A Problem With Personality Tests
When I first heard about the the Myers–Briggs Type Indicator, I was extremely confused about the random combination of letters. ISTJ? ESFP? I had no idea what people were talking about.
I did some Google searches, read some articles, and took some tests. I still can’t keep all the letters straight, and the results never resonated with me. I felt that I couldn’t be categorized, that I was a more complex individual than what the personality test was telling me.
And over the years, I’ve changed a lot. My personality is different now as a stay-at-home parent than it was when I was in college or working full-time. I’ve not only adapted to different situations, but I’ve grown and become a better person.
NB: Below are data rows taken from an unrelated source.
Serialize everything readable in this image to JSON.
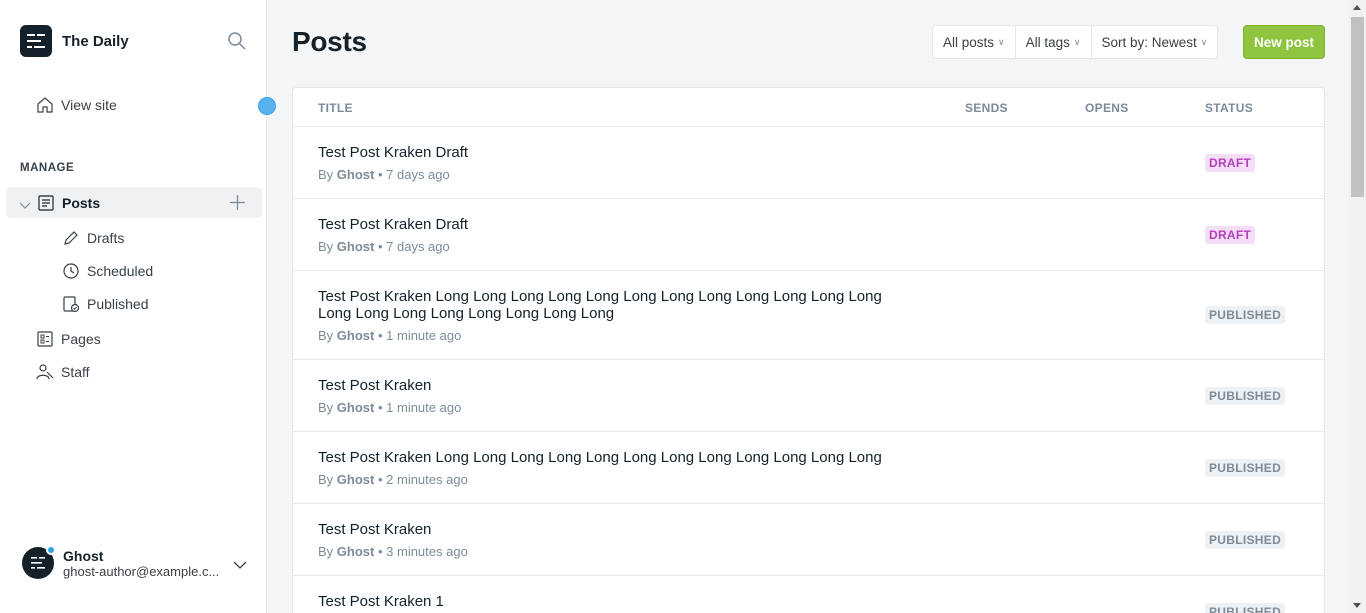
{
  "brand": {
    "name": "The Daily"
  },
  "sidebar": {
    "view_site": "View site",
    "manage_label": "MANAGE",
    "posts": "Posts",
    "sub_items": [
      "Drafts",
      "Scheduled",
      "Published"
    ],
    "pages": "Pages",
    "staff": "Staff"
  },
  "user": {
    "name": "Ghost",
    "email": "ghost-author@example.c..."
  },
  "header": {
    "title": "Posts",
    "filters": [
      "All posts",
      "All tags",
      "Sort by: Newest"
    ],
    "new_post": "New post"
  },
  "table": {
    "columns": [
      "TITLE",
      "SENDS",
      "OPENS",
      "STATUS"
    ],
    "rows": [
      {
        "title": "Test Post Kraken Draft",
        "by": "By",
        "author": "Ghost",
        "time": "• 7 days ago",
        "status": "DRAFT"
      },
      {
        "title": "Test Post Kraken Draft",
        "by": "By",
        "author": "Ghost",
        "time": "• 7 days ago",
        "status": "DRAFT"
      },
      {
        "title": "Test Post Kraken Long Long Long Long Long Long Long Long Long Long Long Long Long Long Long Long Long Long Long Long",
        "by": "By",
        "author": "Ghost",
        "time": "• 1 minute ago",
        "status": "PUBLISHED"
      },
      {
        "title": "Test Post Kraken",
        "by": "By",
        "author": "Ghost",
        "time": "• 1 minute ago",
        "status": "PUBLISHED"
      },
      {
        "title": "Test Post Kraken Long Long Long Long Long Long Long Long Long Long Long Long",
        "by": "By",
        "author": "Ghost",
        "time": "• 2 minutes ago",
        "status": "PUBLISHED"
      },
      {
        "title": "Test Post Kraken",
        "by": "By",
        "author": "Ghost",
        "time": "• 3 minutes ago",
        "status": "PUBLISHED"
      },
      {
        "title": "Test Post Kraken 1",
        "by": "",
        "author": "",
        "time": "",
        "status": "PUBLISHED"
      }
    ]
  },
  "colors": {
    "accent": "#8fc43f",
    "draft": "#b43dbd",
    "published": "#7c8b9a"
  }
}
When I was younger, I would have said I was an introvert. I liked books and people scared me. But I worked on overcoming my fears. I set goals so that I was more comfortable talking with other people — not so I could change my personality type, but because I wanted to be in a position to look outside myself, make friends, and help others more.
I love being with people now, but not because I want to be the center of attention. Instead, I want to listen and talk and connect with others. I want to learn how to stop thinking about myself, stop selfishly pursuing what I want, and try to instead help others and make the world a better place.
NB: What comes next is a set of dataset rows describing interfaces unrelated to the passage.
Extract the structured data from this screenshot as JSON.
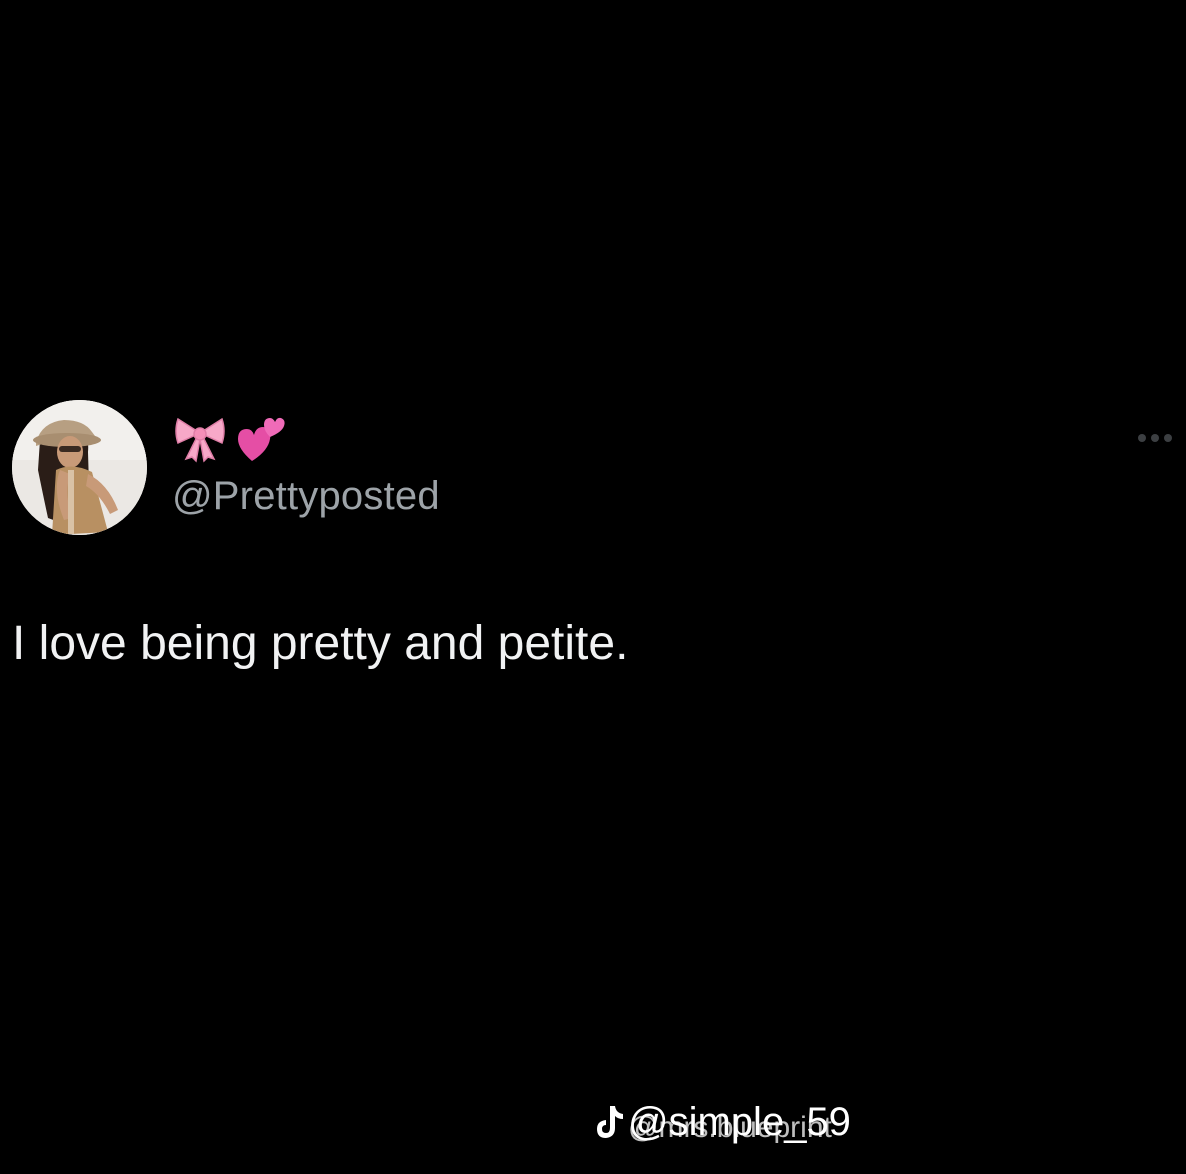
{
  "tweet": {
    "display_name_emojis": [
      "ribbon-icon",
      "two-hearts-icon"
    ],
    "handle": "@Prettyposted",
    "text": "I love being pretty and petite.",
    "more_options_icon": "ellipsis-icon"
  },
  "watermark": {
    "icon": "tiktok-icon",
    "primary": "@simple_59",
    "secondary": "@mrs.blueprint"
  },
  "colors": {
    "background": "#000000",
    "text": "#f1f2f3",
    "handle": "#9da3a8",
    "ribbon": "#f7a8c8",
    "hearts": "#e54ea5"
  }
}
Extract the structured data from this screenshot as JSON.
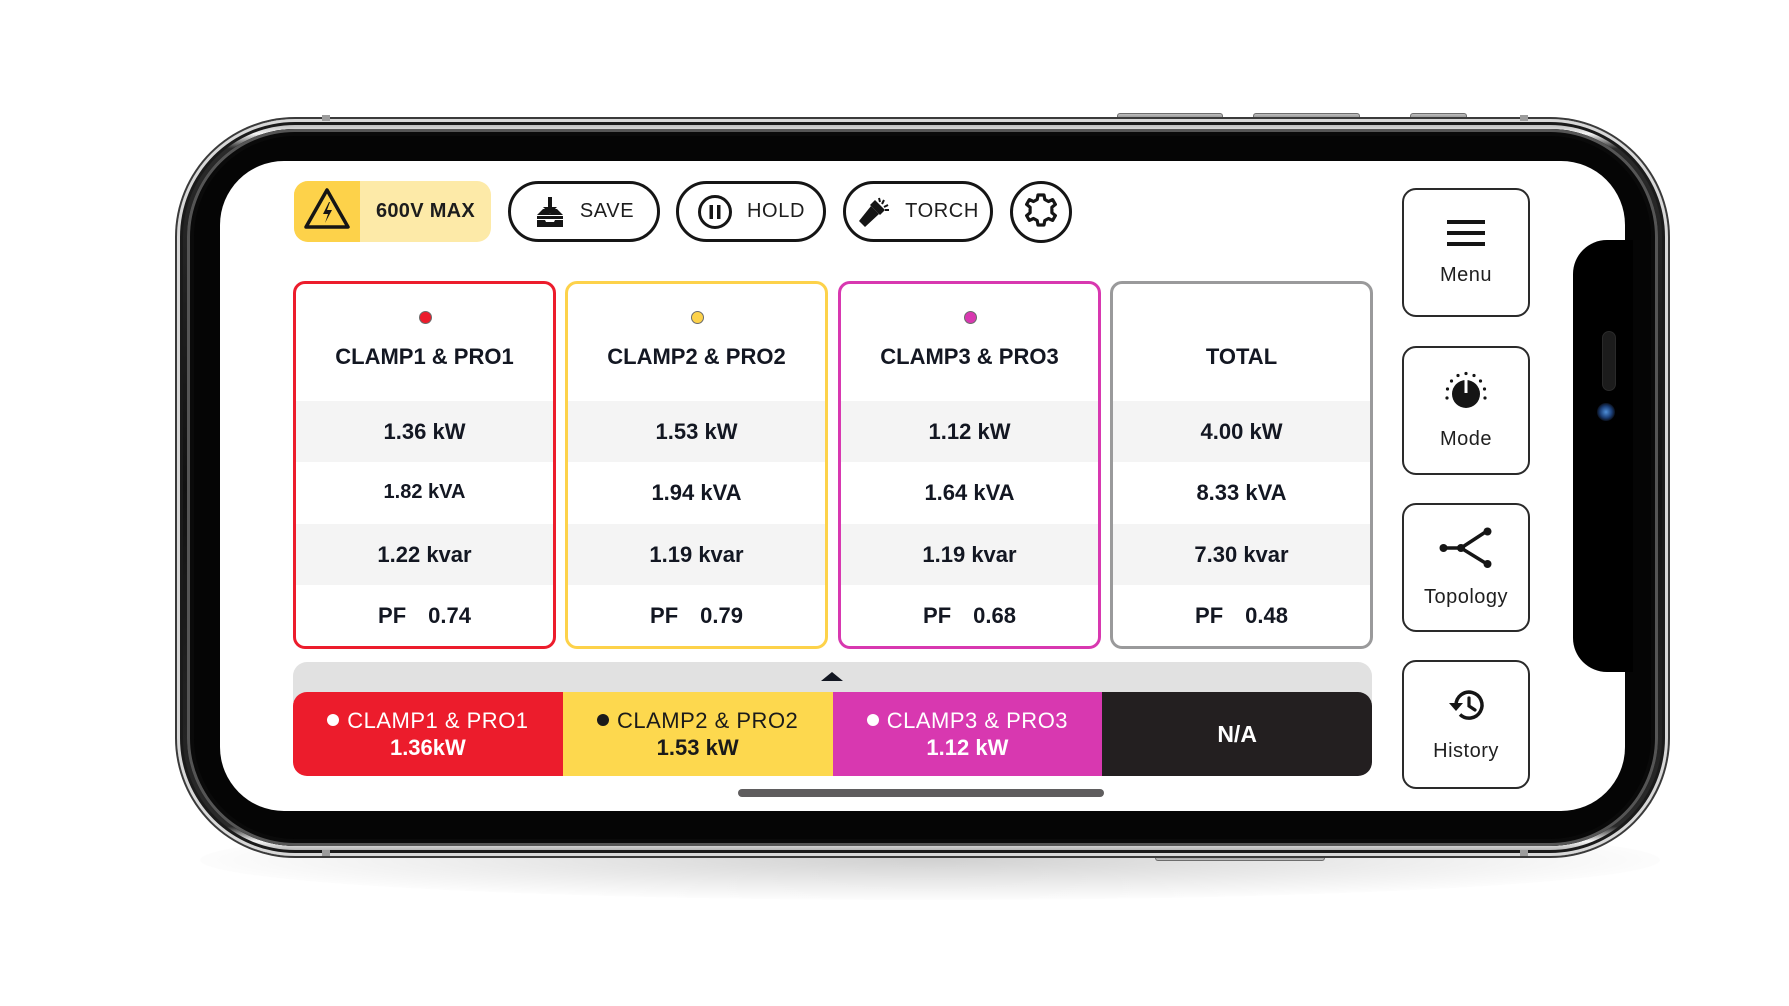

Personality tests are focused very much on you and what you want. Personality tests don’t care about serving other people and improving relationships.
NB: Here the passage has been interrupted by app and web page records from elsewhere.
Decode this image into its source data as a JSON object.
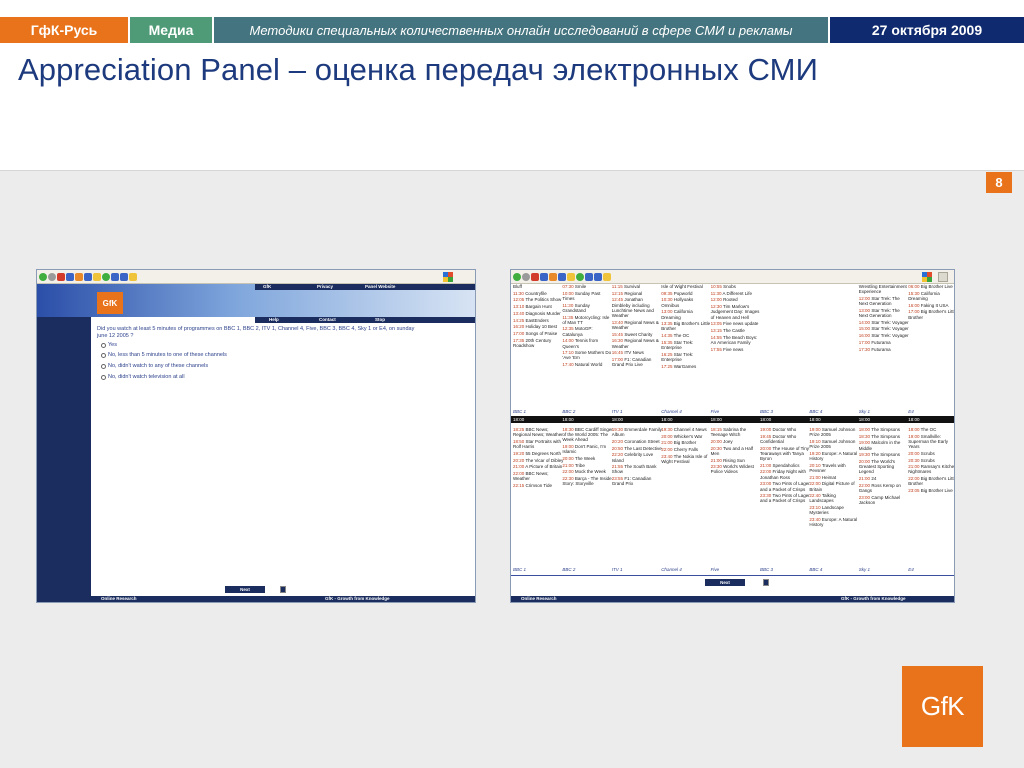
{
  "header": {
    "brand": "ГфК-Русь",
    "section": "Медиа",
    "subtitle": "Методики специальных количественных онлайн исследований в сфере СМИ и рекламы",
    "date": "27 октября 2009"
  },
  "slide": {
    "title": "Appreciation Panel – оценка передач электронных СМИ",
    "page_number": "8"
  },
  "survey": {
    "logo": "GfK",
    "nav_top": [
      "GfK",
      "Privacy",
      "Panel Website"
    ],
    "nav_bottom": [
      "Help",
      "Contact",
      "Stop"
    ],
    "question": "Did you watch at least 5 minutes of programmes on BBC 1, BBC 2, ITV 1, Channel 4, Five, BBC 3, BBC 4, Sky 1 or E4, on sunday june 12 2005 ?",
    "options": [
      "Yes",
      "No, less than 5 minutes to one of these channels",
      "No, didn't watch to any of these channels",
      "No, didn't watch television at all"
    ],
    "next_label": "Next",
    "footer_left": "Online Research",
    "footer_right": "GfK - Growth from Knowledge"
  },
  "tvgrid": {
    "channels": [
      "BBC 1",
      "BBC 2",
      "ITV 1",
      "Channel 4",
      "Five",
      "BBC 3",
      "BBC 4",
      "Sky 1",
      "E4"
    ],
    "time_label": "18:00",
    "next_label": "Next",
    "footer_left": "Online Research",
    "footer_right": "GfK - Growth from Knowledge",
    "top_columns": [
      [
        [
          "",
          "Bluff"
        ],
        [
          "11:30",
          "Countryfile"
        ],
        [
          "12:05",
          "The Politics Show"
        ],
        [
          "13:10",
          "Bargain Hunt"
        ],
        [
          "13:40",
          "Diagnosis Murder"
        ],
        [
          "14:25",
          "EastEnders"
        ],
        [
          "16:20",
          "Holiday 10 Best"
        ],
        [
          "17:00",
          "Songs of Praise"
        ],
        [
          "17:35",
          "20th Century Roadshow"
        ]
      ],
      [
        [
          "07:30",
          "Smile"
        ],
        [
          "10:00",
          "Sunday Past Times"
        ],
        [
          "11:30",
          "Sunday Grandstand"
        ],
        [
          "11:35",
          "Motorcycling: Isle of Man TT"
        ],
        [
          "12:35",
          "MotoGP: Catalunya"
        ],
        [
          "14:00",
          "Tennis from Queen's"
        ],
        [
          "17:10",
          "Some Mothers Do 'Ave 'Em"
        ],
        [
          "17:40",
          "Natural World"
        ]
      ],
      [
        [
          "11:15",
          "Survival"
        ],
        [
          "12:15",
          "Regional"
        ],
        [
          "12:45",
          "Jonathan Dimbleby including Lunchtime News and Weather"
        ],
        [
          "13:40",
          "Regional News & Weather"
        ],
        [
          "15:45",
          "Sweet Charity"
        ],
        [
          "16:30",
          "Regional News & Weather"
        ],
        [
          "16:45",
          "ITV News"
        ],
        [
          "17:00",
          "F1: Canadian Grand Prix Live"
        ]
      ],
      [
        [
          "",
          "Isle of Wight Festival"
        ],
        [
          "09:35",
          "Popworld"
        ],
        [
          "10:30",
          "Hollyoaks Omnibus"
        ],
        [
          "13:00",
          "California Dreaming"
        ],
        [
          "13:35",
          "Big Brother's Little Brother"
        ],
        [
          "14:35",
          "The OC"
        ],
        [
          "15:35",
          "Star Trek: Enterprise"
        ],
        [
          "16:25",
          "Star Trek: Enterprise"
        ],
        [
          "17:25",
          "WarGames"
        ]
      ],
      [
        [
          "10:55",
          "Snobs"
        ],
        [
          "11:30",
          "A Different Life"
        ],
        [
          "12:00",
          "Rooted"
        ],
        [
          "12:30",
          "Tim Marlow's Judgement Day: Images of Heaven and Hell"
        ],
        [
          "13:05",
          "Five news update"
        ],
        [
          "13:15",
          "The Castle"
        ],
        [
          "14:55",
          "The Beach Boys: An American Family"
        ],
        [
          "17:55",
          "Five news"
        ]
      ],
      [],
      [],
      [
        [
          "",
          "Wrestling Entertainment Experience"
        ],
        [
          "12:00",
          "Star Trek: The Next Generation"
        ],
        [
          "13:00",
          "Star Trek: The Next Generation"
        ],
        [
          "14:00",
          "Star Trek: Voyager"
        ],
        [
          "15:00",
          "Star Trek: Voyager"
        ],
        [
          "16:00",
          "Star Trek: Voyager"
        ],
        [
          "17:00",
          "Futurama"
        ],
        [
          "17:30",
          "Futurama"
        ]
      ],
      [
        [
          "06:00",
          "Big Brother Live"
        ],
        [
          "15:30",
          "California Dreaming"
        ],
        [
          "16:00",
          "Faking It USA"
        ],
        [
          "17:00",
          "Big Brother's Little Brother"
        ]
      ]
    ],
    "bottom_columns": [
      [
        [
          "18:25",
          "BBC News; Regional News; Weather"
        ],
        [
          "18:50",
          "Star Portraits with Rolf Harris"
        ],
        [
          "19:20",
          "55 Degrees North"
        ],
        [
          "20:20",
          "The Vicar of Dibley"
        ],
        [
          "21:00",
          "A Picture of Britain"
        ],
        [
          "22:00",
          "BBC News; Weather"
        ],
        [
          "22:15",
          "Crimson Tide"
        ]
      ],
      [
        [
          "18:30",
          "BBC Cardiff Singer of the World 2005: The Week Ahead"
        ],
        [
          "19:00",
          "Don't Panic, I'm Islamic"
        ],
        [
          "20:00",
          "The Week"
        ],
        [
          "21:00",
          "Tribe"
        ],
        [
          "22:00",
          "Mock the Week"
        ],
        [
          "22:30",
          "Barça - The Inside Story: Storyville"
        ]
      ],
      [
        [
          "19:30",
          "Emmerdale Family Album"
        ],
        [
          "20:20",
          "Coronation Street"
        ],
        [
          "20:50",
          "The Last Detective"
        ],
        [
          "22:20",
          "Celebrity Love Island"
        ],
        [
          "21:55",
          "The South Bank Show"
        ],
        [
          "23:55",
          "F1: Canadian Grand Prix"
        ]
      ],
      [
        [
          "19:30",
          "Channel 4 News"
        ],
        [
          "20:00",
          "Whicker's War"
        ],
        [
          "21:00",
          "Big Brother"
        ],
        [
          "22:00",
          "Cherry Falls"
        ],
        [
          "23:40",
          "The Nokia Isle of Wight Festival"
        ]
      ],
      [
        [
          "18:15",
          "Sabrina the Teenage Witch"
        ],
        [
          "20:00",
          "Joey"
        ],
        [
          "20:30",
          "Two and a Half Men"
        ],
        [
          "21:00",
          "Rising Sun"
        ],
        [
          "23:30",
          "World's Wildest Police Videos"
        ]
      ],
      [
        [
          "19:00",
          "Doctor Who"
        ],
        [
          "19:45",
          "Doctor Who Confidential"
        ],
        [
          "20:00",
          "The House of Tiny Tearaways with Tanya Byron"
        ],
        [
          "21:00",
          "Spendaholics"
        ],
        [
          "22:00",
          "Friday Night with Jonathan Ross"
        ],
        [
          "23:00",
          "Two Pints of Lager and a Packet of Crisps"
        ],
        [
          "23:30",
          "Two Pints of Lager and a Packet of Crisps"
        ]
      ],
      [
        [
          "19:00",
          "Samuel Johnson Prize 2005"
        ],
        [
          "19:10",
          "Samuel Johnson Prize 2005"
        ],
        [
          "19:20",
          "Europe: A Natural History"
        ],
        [
          "20:10",
          "Travels with Pevsner"
        ],
        [
          "21:00",
          "Heimat"
        ],
        [
          "22:00",
          "Digital Picture of Britain"
        ],
        [
          "22:40",
          "Talking Landscapes"
        ],
        [
          "23:10",
          "Landscape Mysteries"
        ],
        [
          "23:40",
          "Europe: A Natural History"
        ]
      ],
      [
        [
          "18:00",
          "The Simpsons"
        ],
        [
          "18:30",
          "The Simpsons"
        ],
        [
          "19:00",
          "Malcolm in the Middle"
        ],
        [
          "19:30",
          "The Simpsons"
        ],
        [
          "20:00",
          "The World's Greatest Sporting Legend"
        ],
        [
          "21:00",
          "24"
        ],
        [
          "22:00",
          "Ross Kemp on Gangs"
        ],
        [
          "23:00",
          "Camp Michael Jackson"
        ]
      ],
      [
        [
          "18:00",
          "The OC"
        ],
        [
          "19:00",
          "Smallville: Superman the Early Years"
        ],
        [
          "20:00",
          "Scrubs"
        ],
        [
          "20:30",
          "Scrubs"
        ],
        [
          "21:00",
          "Ramsay's Kitchen Nightmares"
        ],
        [
          "22:00",
          "Big Brother's Little Brother"
        ],
        [
          "23:05",
          "Big Brother Live"
        ]
      ]
    ]
  },
  "logo": {
    "text": "GfK"
  },
  "colors": {
    "orange": "#e8731b",
    "green": "#4f9b77",
    "teal": "#44747f",
    "navy": "#0f2a6e",
    "title_blue": "#1c3a7d"
  }
}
I could spend a lot of time thinking about what I want out of life. I could spend a lot of time categorizing myself and refusing to change who I am. But that’s not who I want to be. I want to be constantly improving, and I want to be improving and changing in a way that allows me to help and serve others.
I don’t need to analyze how I think and make decisions. I don’t need to determine if I’m more emotional or rational. I don’t need to spend hours determining exactly how I function and exactly what I want out of life. I want to take myself out of the equation entirely and think about myself a whole lot less.
Because my life isn’t about me. It’s about my family, my friends, my community, and all the people I can help.